* **Problem**
Type out all the records word for word. Any pictures are to be left out.

* **Entries shown**
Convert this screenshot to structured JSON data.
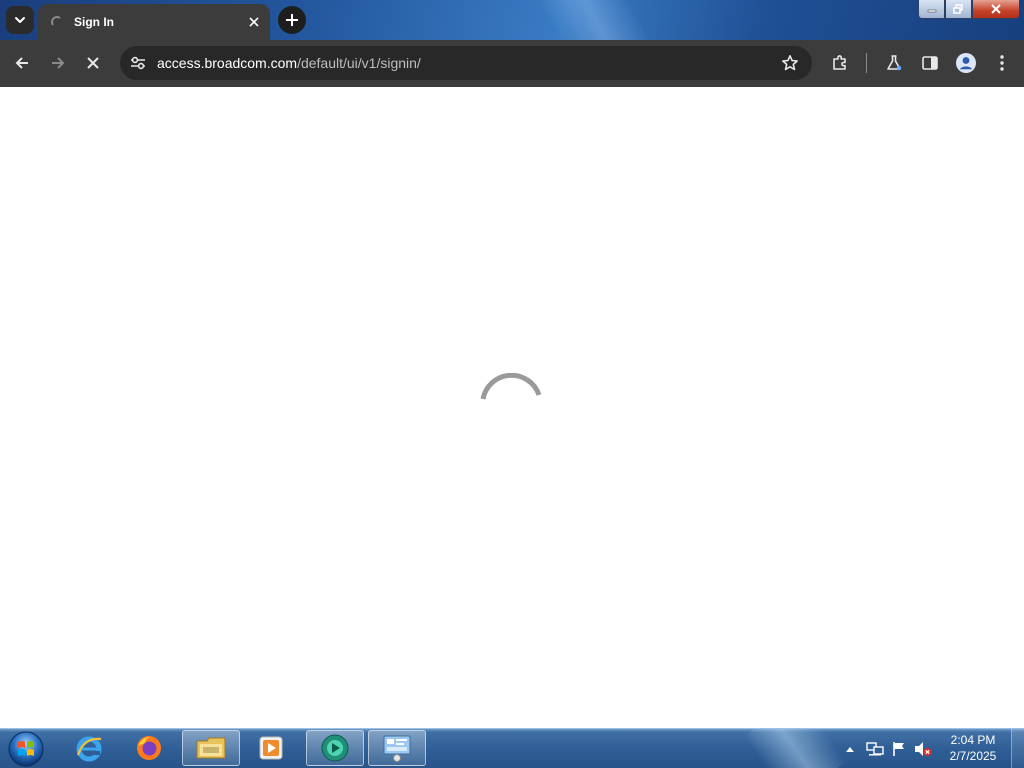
{
  "browser": {
    "tab": {
      "title": "Sign In"
    },
    "address_bar": {
      "host": "access.broadcom.com",
      "path": "/default/ui/v1/signin/"
    },
    "page_state": "loading"
  },
  "window_controls": [
    "minimize",
    "maximize",
    "close"
  ],
  "taskbar": {
    "pinned_apps": [
      "start-orb",
      "internet-explorer",
      "firefox",
      "file-explorer",
      "media-player",
      "app-green-circle",
      "control-panel"
    ],
    "active_apps": [
      "file-explorer",
      "app-green-circle",
      "control-panel"
    ],
    "clock": {
      "time": "2:04 PM",
      "date": "2/7/2025"
    }
  },
  "colors": {
    "tab_bg": "#3c3c3c",
    "toolbar_bg": "#3c3c3c",
    "omnibox_bg": "#282828",
    "spinner": "#9a9a9a"
  }
}
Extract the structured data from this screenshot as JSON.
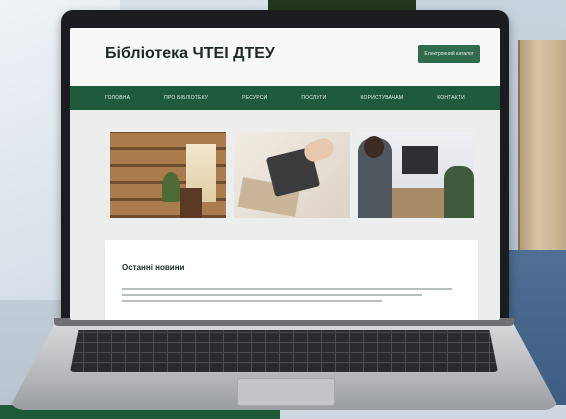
{
  "site": {
    "title": "Бібліотека ЧТЕІ ДТЕУ",
    "header_button": "Електронний каталог"
  },
  "nav": {
    "items": [
      "ГОЛОВНА",
      "ПРО БІБЛІОТЕКУ",
      "РЕСУРСИ",
      "ПОСЛУГИ",
      "КОРИСТУВАЧАМ",
      "КОНТАКТИ"
    ]
  },
  "news": {
    "heading": "Останні новини"
  }
}
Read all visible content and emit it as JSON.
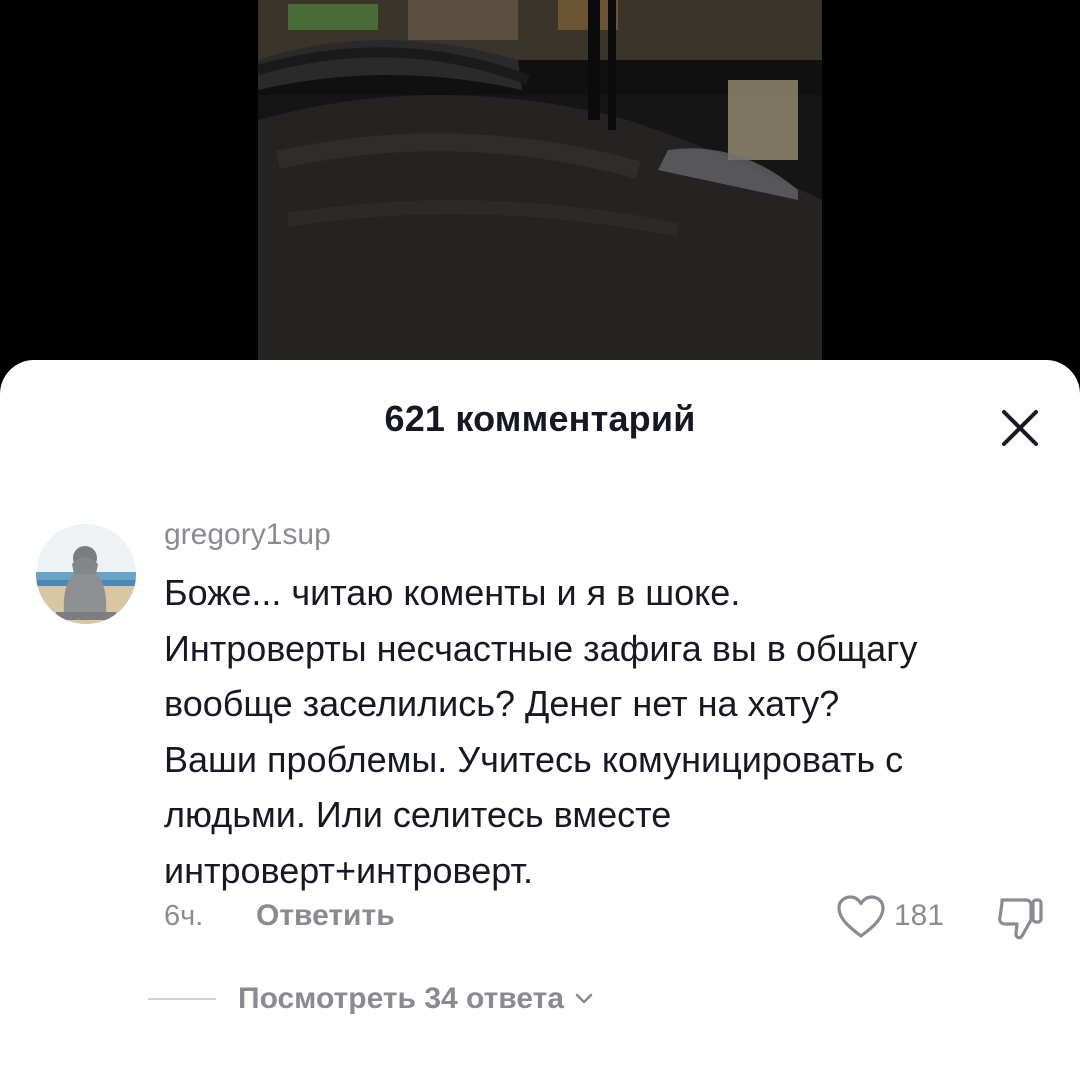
{
  "comments_sheet": {
    "title": "621 комментарий",
    "close_icon": "close-icon"
  },
  "comment": {
    "username": "gregory1sup",
    "text_lines": [
      "Боже... читаю коменты и я в шоке.",
      "Интроверты несчастные зафига вы в общагу",
      "вообще заселились? Денег нет на хату?",
      "Ваши проблемы. Учитесь комуницировать с",
      "людьми. Или селитесь вместе",
      "интроверт+интроверт."
    ],
    "time": "6ч.",
    "reply_label": "Ответить",
    "likes": "181",
    "like_icon": "heart-outline-icon",
    "dislike_icon": "thumbs-down-icon",
    "view_replies_label": "Посмотреть 34 ответа",
    "view_replies_icon": "chevron-down-icon"
  },
  "colors": {
    "text_primary": "#161823",
    "text_secondary": "#8a8b91",
    "sheet_bg": "#ffffff",
    "backdrop": "#000000"
  }
}
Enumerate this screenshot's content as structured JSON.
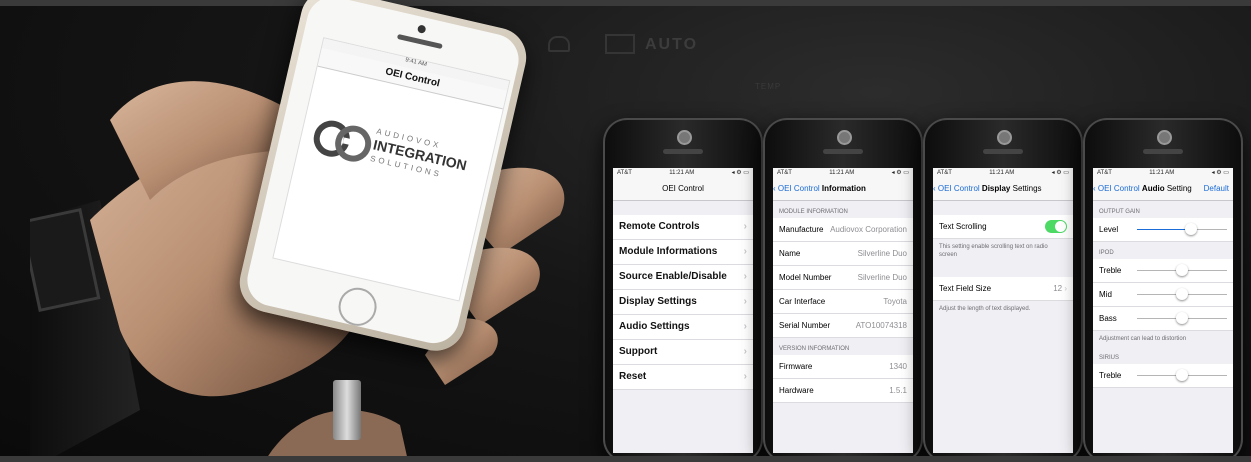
{
  "hero_phone": {
    "status_left": "●●●●○ ",
    "status_time": "9:41 AM",
    "title": "OEI Control",
    "logo": {
      "line1": "AUDIOVOX",
      "line2": "INTEGRATION",
      "line3": "SOLUTIONS"
    }
  },
  "dashboard": {
    "auto": "AUTO",
    "temp": "TEMP"
  },
  "status": {
    "carrier": "AT&T",
    "time": "11:21 AM",
    "icons": "◂ ⚙ ▭"
  },
  "screen1": {
    "title": "OEI Control",
    "items": [
      {
        "label": "Remote Controls"
      },
      {
        "label": "Module Informations"
      },
      {
        "label": "Source Enable/Disable"
      },
      {
        "label": "Display Settings"
      },
      {
        "label": "Audio Settings"
      },
      {
        "label": "Support"
      },
      {
        "label": "Reset"
      }
    ]
  },
  "screen2": {
    "back": "OEI Control",
    "title": "Information",
    "section1": "MODULE INFORMATION",
    "rows1": [
      {
        "label": "Manufacture",
        "value": "Audiovox Corporation"
      },
      {
        "label": "Name",
        "value": "Silverline Duo"
      },
      {
        "label": "Model Number",
        "value": "Silverline Duo"
      },
      {
        "label": "Car Interface",
        "value": "Toyota"
      },
      {
        "label": "Serial Number",
        "value": "ATO10074318"
      }
    ],
    "section2": "VERSION INFORMATION",
    "rows2": [
      {
        "label": "Firmware",
        "value": "1340"
      },
      {
        "label": "Hardware",
        "value": "1.5.1"
      }
    ]
  },
  "screen3": {
    "back": "OEI Control",
    "title_bold": "Display",
    "title_rest": "Settings",
    "text_scrolling": "Text Scrolling",
    "text_scrolling_on": true,
    "text_scrolling_note": "This setting enable scrolling text on radio screen",
    "field_size_label": "Text Field Size",
    "field_size_value": "12",
    "field_size_note": "Adjust the length of text displayed."
  },
  "screen4": {
    "back": "OEI Control",
    "title_bold": "Audio",
    "title_rest": "Setting",
    "right": "Default",
    "section_gain": "OUTPUT GAIN",
    "level_label": "Level",
    "level": 0.62,
    "section_ipod": "IPOD",
    "ipod": [
      {
        "label": "Treble",
        "level": 0.5
      },
      {
        "label": "Mid",
        "level": 0.5
      },
      {
        "label": "Bass",
        "level": 0.5
      }
    ],
    "ipod_note": "Adjustment can lead to distortion",
    "section_sirius": "SIRIUS",
    "sirius": [
      {
        "label": "Treble",
        "level": 0.5
      }
    ]
  }
}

* **Problem solution**
Convert this screenshot to structured JSON data.
{
  "browser": {
    "tab": {
      "title": "Sign In"
    },
    "address_bar": {
      "host": "access.broadcom.com",
      "path": "/default/ui/v1/signin/"
    },
    "page_state": "loading"
  },
  "window_controls": [
    "minimize",
    "maximize",
    "close"
  ],
  "taskbar": {
    "pinned_apps": [
      "start-orb",
      "internet-explorer",
      "firefox",
      "file-explorer",
      "media-player",
      "app-green-circle",
      "control-panel"
    ],
    "active_apps": [
      "file-explorer",
      "app-green-circle",
      "control-panel"
    ],
    "clock": {
      "time": "2:04 PM",
      "date": "2/7/2025"
    }
  },
  "colors": {
    "tab_bg": "#3c3c3c",
    "toolbar_bg": "#3c3c3c",
    "omnibox_bg": "#282828",
    "spinner": "#9a9a9a"
  }
}
Extract the structured data from this screenshot as JSON.
{
  "site": {
    "title": "Бібліотека ЧТЕІ ДТЕУ",
    "header_button": "Електронний каталог"
  },
  "nav": {
    "items": [
      "ГОЛОВНА",
      "ПРО БІБЛІОТЕКУ",
      "РЕСУРСИ",
      "ПОСЛУГИ",
      "КОРИСТУВАЧАМ",
      "КОНТАКТИ"
    ]
  },
  "news": {
    "heading": "Останні новини"
  }
}
Read all visible content and emit it as JSON.
{
  "comments_sheet": {
    "title": "621 комментарий",
    "close_icon": "close-icon"
  },
  "comment": {
    "username": "gregory1sup",
    "text_lines": [
      "Боже... читаю коменты и я в шоке.",
      "Интроверты несчастные зафига вы в общагу",
      "вообще заселились? Денег нет на хату?",
      "Ваши проблемы. Учитесь комуницировать с",
      "людьми. Или селитесь вместе",
      "интроверт+интроверт."
    ],
    "time": "6ч.",
    "reply_label": "Ответить",
    "likes": "181",
    "like_icon": "heart-outline-icon",
    "dislike_icon": "thumbs-down-icon",
    "view_replies_label": "Посмотреть 34 ответа",
    "view_replies_icon": "chevron-down-icon"
  },
  "colors": {
    "text_primary": "#161823",
    "text_secondary": "#8a8b91",
    "sheet_bg": "#ffffff",
    "backdrop": "#000000"
  }
}
Enumerate this screenshot's content as structured JSON.
{
  "hero_phone": {
    "status_left": "●●●●○ ",
    "status_time": "9:41 AM",
    "title": "OEI Control",
    "logo": {
      "line1": "AUDIOVOX",
      "line2": "INTEGRATION",
      "line3": "SOLUTIONS"
    }
  },
  "dashboard": {
    "auto": "AUTO",
    "temp": "TEMP"
  },
  "status": {
    "carrier": "AT&T",
    "time": "11:21 AM",
    "icons": "◂ ⚙ ▭"
  },
  "screen1": {
    "title": "OEI Control",
    "items": [
      {
        "label": "Remote Controls"
      },
      {
        "label": "Module Informations"
      },
      {
        "label": "Source Enable/Disable"
      },
      {
        "label": "Display Settings"
      },
      {
        "label": "Audio Settings"
      },
      {
        "label": "Support"
      },
      {
        "label": "Reset"
      }
    ]
  },
  "screen2": {
    "back": "OEI Control",
    "title": "Information",
    "section1": "MODULE INFORMATION",
    "rows1": [
      {
        "label": "Manufacture",
        "value": "Audiovox Corporation"
      },
      {
        "label": "Name",
        "value": "Silverline Duo"
      },
      {
        "label": "Model Number",
        "value": "Silverline Duo"
      },
      {
        "label": "Car Interface",
        "value": "Toyota"
      },
      {
        "label": "Serial Number",
        "value": "ATO10074318"
      }
    ],
    "section2": "VERSION INFORMATION",
    "rows2": [
      {
        "label": "Firmware",
        "value": "1340"
      },
      {
        "label": "Hardware",
        "value": "1.5.1"
      }
    ]
  },
  "screen3": {
    "back": "OEI Control",
    "title_bold": "Display",
    "title_rest": "Settings",
    "text_scrolling": "Text Scrolling",
    "text_scrolling_on": true,
    "text_scrolling_note": "This setting enable scrolling text on radio screen",
    "field_size_label": "Text Field Size",
    "field_size_value": "12",
    "field_size_note": "Adjust the length of text displayed."
  },
  "screen4": {
    "back": "OEI Control",
    "title_bold": "Audio",
    "title_rest": "Setting",
    "right": "Default",
    "section_gain": "OUTPUT GAIN",
    "level_label": "Level",
    "level": 0.62,
    "section_ipod": "IPOD",
    "ipod": [
      {
        "label": "Treble",
        "level": 0.5
      },
      {
        "label": "Mid",
        "level": 0.5
      },
      {
        "label": "Bass",
        "level": 0.5
      }
    ],
    "ipod_note": "Adjustment can lead to distortion",
    "section_sirius": "SIRIUS",
    "sirius": [
      {
        "label": "Treble",
        "level": 0.5
      }
    ]
  }
}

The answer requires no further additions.